Processed foods will play an important role in helping consumers meet new recommendations for essential fatty acids without increasing energy intake, says Unilever Nutrition VP.
Current recommendations on essential fatty acid intake vary between counties and populations, but are around 4% of energy for linoleic acid (omega-6) and 0.25% for alpha linolenic acid (omega-3).
Gert Meijer, vice president of Unilever Nutrition, told FoodNavigator.com that recent scientific consensus on the role essential fatty acids is shifting from disease prevention to optimal development. With new FAO/WHO recommendations based on the most recent scientific consensus in the works, he believes recommendations could go up to 10% of energy for linoleic and 2% for alpha linolenic acid.
Moreover, recommendations are expected to be set for docosahexaenoic acid (DHA, an omega-3) as it is now considered an essential fatty acid, which was not the case before.
Meijer said it is very difficult to get the ideal nutrient levels from food sources, such as nuts and fish, without unbalancing the diet in other areas. For instance, eating enough nuts to meet new essential fatty acid recommendations would mean exceeding energy recommendations.
“While it is recommended to eat more essential fatty acids, it is not necessary to increase energy intake,” he said. Current efforts to curb obesity include attention to energy (calorie) intake.
In processed food products, Meijer identified two main strategies for increasing essential fatty acid levels without affecting energy. One is increasing essential fatty acids at the expense of refined carbohydrates, which increase coronary heart disease risk; the other, applicable in non-carb containing products like margarines, mayonnaise and dressings, is replacing saturated fatty acids or monounsaturated fatty acids.
Symposium on latest science
This week Unilever held its 9th annual nutrition symposium, which was attended by about 90 external experts, over 100 Unilever nutritionists based around the world, and around 100 Unilever employees with other functions, such as product development and marketing.
Meijer said the two-day event fosters interaction between internal and external experts and the people who devise food products. The discussions will feed into product development strategy, as for the last 30 years Unilever’s nutrition policy has involved continuously monitoring and acting on scientific developments.
“Nutrition is a developing science, those developments have consequences for all of our products’ compositions,” he said.
“We share our ideas with external experts, to see whether we are on target, and whether they endorse our conclusions. Do our conclusions reflect scientific conclusions worldwide?”
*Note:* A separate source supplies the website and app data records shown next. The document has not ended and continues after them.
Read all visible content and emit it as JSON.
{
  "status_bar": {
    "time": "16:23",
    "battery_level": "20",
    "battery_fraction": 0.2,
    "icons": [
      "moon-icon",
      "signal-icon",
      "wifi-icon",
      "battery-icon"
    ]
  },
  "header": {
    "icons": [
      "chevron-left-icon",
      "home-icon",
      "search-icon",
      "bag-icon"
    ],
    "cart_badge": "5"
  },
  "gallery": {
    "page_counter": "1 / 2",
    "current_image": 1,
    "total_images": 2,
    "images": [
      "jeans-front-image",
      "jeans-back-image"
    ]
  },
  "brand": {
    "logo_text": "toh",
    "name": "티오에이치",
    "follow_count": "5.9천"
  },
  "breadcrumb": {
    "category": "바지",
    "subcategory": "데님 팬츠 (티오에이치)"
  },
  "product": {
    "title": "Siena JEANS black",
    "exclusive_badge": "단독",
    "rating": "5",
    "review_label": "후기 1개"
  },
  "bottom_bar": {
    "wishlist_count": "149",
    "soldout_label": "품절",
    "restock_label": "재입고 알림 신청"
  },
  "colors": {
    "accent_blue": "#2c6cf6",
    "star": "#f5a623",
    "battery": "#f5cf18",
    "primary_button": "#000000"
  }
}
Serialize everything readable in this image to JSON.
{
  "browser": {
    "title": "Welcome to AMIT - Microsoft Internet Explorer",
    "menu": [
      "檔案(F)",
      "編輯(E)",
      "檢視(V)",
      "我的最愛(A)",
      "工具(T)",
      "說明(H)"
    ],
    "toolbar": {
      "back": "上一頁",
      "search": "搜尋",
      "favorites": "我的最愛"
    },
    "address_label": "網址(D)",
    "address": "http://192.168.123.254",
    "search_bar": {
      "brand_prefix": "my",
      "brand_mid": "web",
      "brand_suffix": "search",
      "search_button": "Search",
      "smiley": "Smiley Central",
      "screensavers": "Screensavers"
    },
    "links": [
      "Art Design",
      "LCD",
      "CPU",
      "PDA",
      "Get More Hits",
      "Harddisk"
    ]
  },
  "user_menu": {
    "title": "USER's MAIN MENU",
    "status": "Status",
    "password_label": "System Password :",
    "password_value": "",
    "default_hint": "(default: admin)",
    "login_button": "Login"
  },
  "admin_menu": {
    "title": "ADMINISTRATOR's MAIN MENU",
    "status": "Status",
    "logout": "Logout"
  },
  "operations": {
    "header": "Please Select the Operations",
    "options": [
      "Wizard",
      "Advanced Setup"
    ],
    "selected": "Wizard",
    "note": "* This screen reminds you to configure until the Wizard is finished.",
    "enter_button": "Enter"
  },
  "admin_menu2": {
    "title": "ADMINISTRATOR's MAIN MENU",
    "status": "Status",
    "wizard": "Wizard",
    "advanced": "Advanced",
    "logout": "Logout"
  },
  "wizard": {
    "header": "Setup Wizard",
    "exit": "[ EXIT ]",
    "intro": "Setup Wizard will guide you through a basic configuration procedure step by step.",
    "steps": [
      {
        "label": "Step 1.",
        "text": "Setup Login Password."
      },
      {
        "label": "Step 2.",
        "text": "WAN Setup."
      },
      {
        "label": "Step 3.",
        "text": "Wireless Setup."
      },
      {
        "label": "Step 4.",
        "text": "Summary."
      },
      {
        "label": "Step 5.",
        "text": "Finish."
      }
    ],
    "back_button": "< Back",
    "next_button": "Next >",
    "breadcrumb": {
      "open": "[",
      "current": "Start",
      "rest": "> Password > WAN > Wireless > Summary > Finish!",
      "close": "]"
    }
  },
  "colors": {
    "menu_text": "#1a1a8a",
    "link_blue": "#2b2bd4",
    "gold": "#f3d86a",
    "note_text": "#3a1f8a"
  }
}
The first day of the event looked at recent reviews in the areas of pregnancy outcomes, cognitive function, cardiovascular health, immune health, and data on high essential fatty acid intake by children.
In particular, evidence from the STRIP study in Finland (Special Turku coronary Risk factor Impact Project) is interesting because it might indicate that essential fatty acids intake in childhood is connected to reducing cardiovascular disease risk later in life. The STRIP study began over 20 years ago, and recent results indicate that blood lipid profiles look better in the group with higher essential fatty acid intakes. It is too early to draw conclusions on impact on cardiovascular disease, however, as the participants are still in their 20s.
Meijer said it is important to have a multi-channel, multi-tier approach to attaining optimal essential fatty acid intakes. Even when scientific consensus is reached “nothing will happen automatically”.
“Policy makers do not automatically transfer scientific conclusions into policy and it is not necessarily executed in the right way.”
Joint efforts are called for between the food industry, governments, NGOs and other stakeholders, in particular for increased awareness.
“Most consumers are interested in health, but their view of health does not necessarily match what a nutrition scientist considers to be healthy foods,” Meijer said. “It’s not the fault of consumers, but there is need for better communication and guidance.”
“We need to be crisp and clear in terms of messages. Claims are important but have to be easily understood.”